I think after a while a person just gets used to the surroundings they are in. There are smells (among other things) associated with work that involves the human body.  Like doctors and nurses in an emergency room they see things and experience horrific tasks to do what they feel is their calling. Working as an embalmer is similar; the only difference is the absence of life.  You can imagine the first day on the job in either scenario…Holy cow! They could be shocked, they may get physically sick, or have trouble removing images from their minds…but they get used to it.

I have had the honor to work beside her and assist her with the preparation of the body for burial. She is masterful with her instruments and can suture like no other. She is top shelf in terms of her abilities regarding restorative art. How someone dies dictates the level of work that needs to be done. The more work that needs to be done the more time it takes to complete the work. Typically an embalming can be done in 1.5 hours. There are times when the process can take several hours. For example taking someone with a self-inflicted gunshot wound to the head and reconstructing the wound area because the family is adamant about seeing them is just one of a million scenarios she may be faced with.

I remember the first time I saw an embalming. Hollywood and the subject of death in general have not done the process any favors that’s for sure. Before my introduction in funeral service, I always thought that folks were strung up by their bootstraps and slit from ear to ear like you would see in a meat packing plant.  NOT!!!!!! I was pleasantly surprised to see that the procedure was very respectful, clean and dignified.  A process I now refer to as “post life surgery”. As she worked (in this case) with this elderly gentleman, I wondered as I watched her work, about what she has seen…the magnitude of what the body looked like after a catastrophic event versus someone who slipped away in their sleep. How would she be affected if a baby came into her prep room or a small child? Could she embalm one of her own family members? Does anyone really realize what goes on behind the scenes when they go into a funeral parlor and the body is nicely dressed adorned in flowers and lying peacefully in the casket? I really don’t think people understand or think about it.

I can’t believe how many people die with their eyes and mouth open. I, like you, have heard horror stories about what happens to you when you die. It really isn’t like that at all. But it is important to remember that in order for the family to see their loved one…they cannot be presented in any other way than with the eyes closed and mouth shut.  Makeup is applied to compliment the restoration process as well. 

She is repulsed by reports in the media or has heard stories about people who are not respectful and had treated the dead body in a fashion that is not acceptable. This by the way is WRONG on every level. Disrespecting the body after life totally pisses her off. She has zero tolerance for such behavior, rightfully so…ticks me off too. There are bad apples in every bunch. But I want to tell you that good upstanding professionals in this line of work do in fact exist.
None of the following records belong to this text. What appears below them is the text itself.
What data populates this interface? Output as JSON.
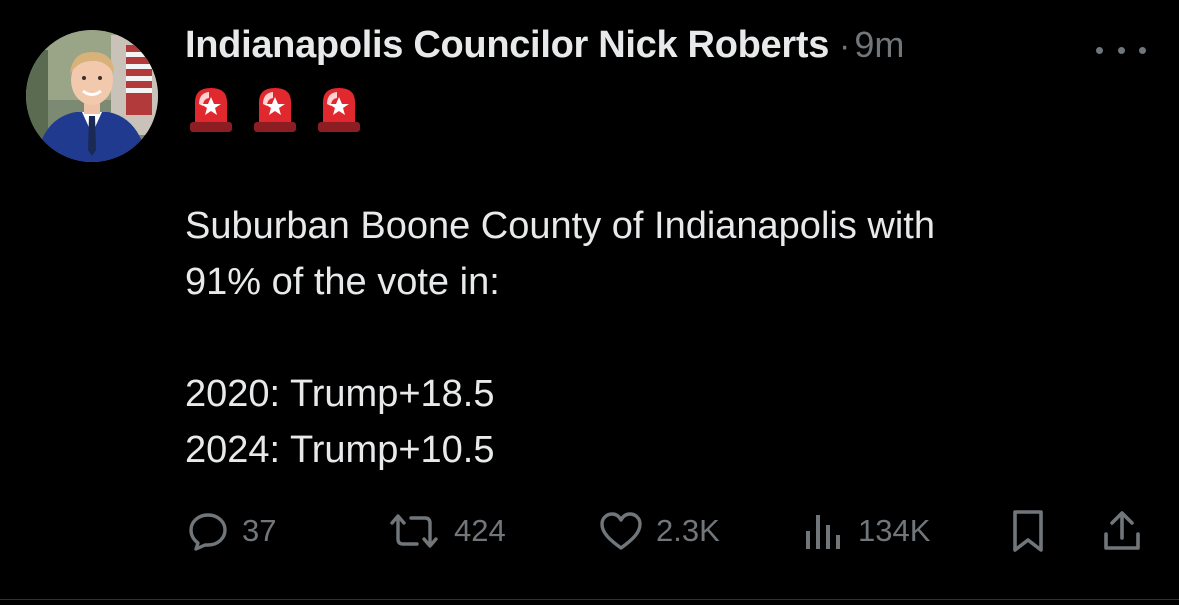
{
  "author": {
    "display_name": "Indianapolis Councilor Nick Roberts",
    "separator": "·",
    "time": "9m",
    "avatar_icon": "profile-photo"
  },
  "tweet": {
    "emoji": [
      "🚨",
      "🚨",
      "🚨"
    ],
    "line1": "Suburban Boone County of Indianapolis with",
    "line2": "91% of the vote in:",
    "line3": "2020: Trump+18.5",
    "line4": "2024: Trump+10.5"
  },
  "actions": {
    "replies": "37",
    "reposts": "424",
    "likes": "2.3K",
    "views": "134K",
    "icons": [
      "reply-icon",
      "repost-icon",
      "like-icon",
      "views-icon",
      "bookmark-icon",
      "share-icon"
    ]
  },
  "colors": {
    "background": "#000000",
    "text": "#e7e9ea",
    "secondary": "#71767b",
    "siren_red": "#e0282e"
  }
}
You can take comfort in that.

I tell you this because there are people in our profession that get little credit. Embalmers are truly gifted individuals. They do this in the name of public service.  I am thankful that she is one of many who are just like her.  By the way…her name is Priscilla Miller and I think she is the bomb.